Winston Peters has launched his Northland by-election campaign by telling voters he’s offering them “a chance in a lifetime”.

The NZ First leader’s message at a street corner meeting was that if they back him he’ll be a strong advocate for a region that’s been neglected by successive governments.

“Northland ranks very high on social deprivation that that’s an absolute indictment of National’s woeful treatment of this region,” he told a street corner crowd in Wellsford today.

Mr Peters says that between now and March 28 he’ll cover the electorate from top to bottom in his “Force for the North” campaign bus.

The seat is vacant because National’s Mike Sabin resigned last month, citing personal reasons.

It’s been a safe National seat for decades but Mr Peters says he can win it by focusing on the way the region has been neglected.
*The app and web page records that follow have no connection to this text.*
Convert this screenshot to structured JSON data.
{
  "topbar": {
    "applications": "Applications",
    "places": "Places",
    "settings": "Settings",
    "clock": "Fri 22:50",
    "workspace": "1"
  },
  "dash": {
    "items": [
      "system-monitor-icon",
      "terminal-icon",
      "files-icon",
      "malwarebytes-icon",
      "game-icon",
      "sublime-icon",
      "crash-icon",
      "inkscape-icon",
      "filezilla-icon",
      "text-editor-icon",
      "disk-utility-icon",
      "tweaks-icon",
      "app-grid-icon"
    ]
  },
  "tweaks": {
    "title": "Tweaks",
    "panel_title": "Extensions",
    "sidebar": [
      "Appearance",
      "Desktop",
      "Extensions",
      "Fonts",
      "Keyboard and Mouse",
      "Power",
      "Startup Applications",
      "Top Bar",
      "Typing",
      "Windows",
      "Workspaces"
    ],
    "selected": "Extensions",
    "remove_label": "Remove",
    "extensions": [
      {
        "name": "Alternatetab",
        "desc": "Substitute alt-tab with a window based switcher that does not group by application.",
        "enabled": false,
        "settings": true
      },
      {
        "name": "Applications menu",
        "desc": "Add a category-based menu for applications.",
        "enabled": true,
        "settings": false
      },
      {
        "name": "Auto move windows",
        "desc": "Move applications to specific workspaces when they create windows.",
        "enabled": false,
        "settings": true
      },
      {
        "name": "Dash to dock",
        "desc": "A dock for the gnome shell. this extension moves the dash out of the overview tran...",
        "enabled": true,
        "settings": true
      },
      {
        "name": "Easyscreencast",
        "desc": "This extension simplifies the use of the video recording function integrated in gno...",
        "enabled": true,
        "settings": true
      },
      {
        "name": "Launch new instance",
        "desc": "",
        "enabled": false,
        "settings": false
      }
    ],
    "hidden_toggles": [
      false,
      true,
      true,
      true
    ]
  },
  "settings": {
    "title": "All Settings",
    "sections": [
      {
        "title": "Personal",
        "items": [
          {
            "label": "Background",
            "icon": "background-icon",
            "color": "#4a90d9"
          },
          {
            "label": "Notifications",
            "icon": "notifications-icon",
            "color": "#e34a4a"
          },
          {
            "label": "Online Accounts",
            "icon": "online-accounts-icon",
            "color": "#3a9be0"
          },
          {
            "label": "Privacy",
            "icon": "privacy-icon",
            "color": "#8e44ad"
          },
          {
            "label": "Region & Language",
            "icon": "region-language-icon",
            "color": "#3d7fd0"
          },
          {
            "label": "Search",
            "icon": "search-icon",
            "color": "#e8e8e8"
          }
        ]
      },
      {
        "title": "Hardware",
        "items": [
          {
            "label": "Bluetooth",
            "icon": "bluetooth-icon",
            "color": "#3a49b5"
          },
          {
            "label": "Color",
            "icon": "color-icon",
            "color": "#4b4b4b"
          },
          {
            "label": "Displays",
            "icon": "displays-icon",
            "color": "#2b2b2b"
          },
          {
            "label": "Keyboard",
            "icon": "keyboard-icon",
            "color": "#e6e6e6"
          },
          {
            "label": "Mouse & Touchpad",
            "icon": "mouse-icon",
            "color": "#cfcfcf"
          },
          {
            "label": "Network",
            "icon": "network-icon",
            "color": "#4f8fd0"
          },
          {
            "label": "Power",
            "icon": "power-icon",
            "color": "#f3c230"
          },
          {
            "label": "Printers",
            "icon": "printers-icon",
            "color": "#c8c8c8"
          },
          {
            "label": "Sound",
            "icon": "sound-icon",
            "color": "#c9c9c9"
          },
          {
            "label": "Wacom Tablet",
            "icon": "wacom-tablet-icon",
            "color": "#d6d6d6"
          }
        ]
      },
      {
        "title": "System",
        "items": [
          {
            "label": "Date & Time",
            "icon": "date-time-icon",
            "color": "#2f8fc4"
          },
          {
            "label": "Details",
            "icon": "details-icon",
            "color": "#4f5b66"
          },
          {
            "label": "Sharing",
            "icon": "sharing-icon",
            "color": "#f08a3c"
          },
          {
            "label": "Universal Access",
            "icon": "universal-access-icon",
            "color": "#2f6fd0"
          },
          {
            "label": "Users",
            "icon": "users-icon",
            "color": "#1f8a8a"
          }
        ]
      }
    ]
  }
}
And he’s targeting National voters by pointing out the government won’t change if he takes the seat, while the region will benefit from the strong message he’ll take to Wellington.
Mr Peters is up against candidates from National, Labour and ACT, as well as a handful of independents and four representing parties that aren’t in parliament.

He’s already up there with his big bus.  Just a small problem.   Read more »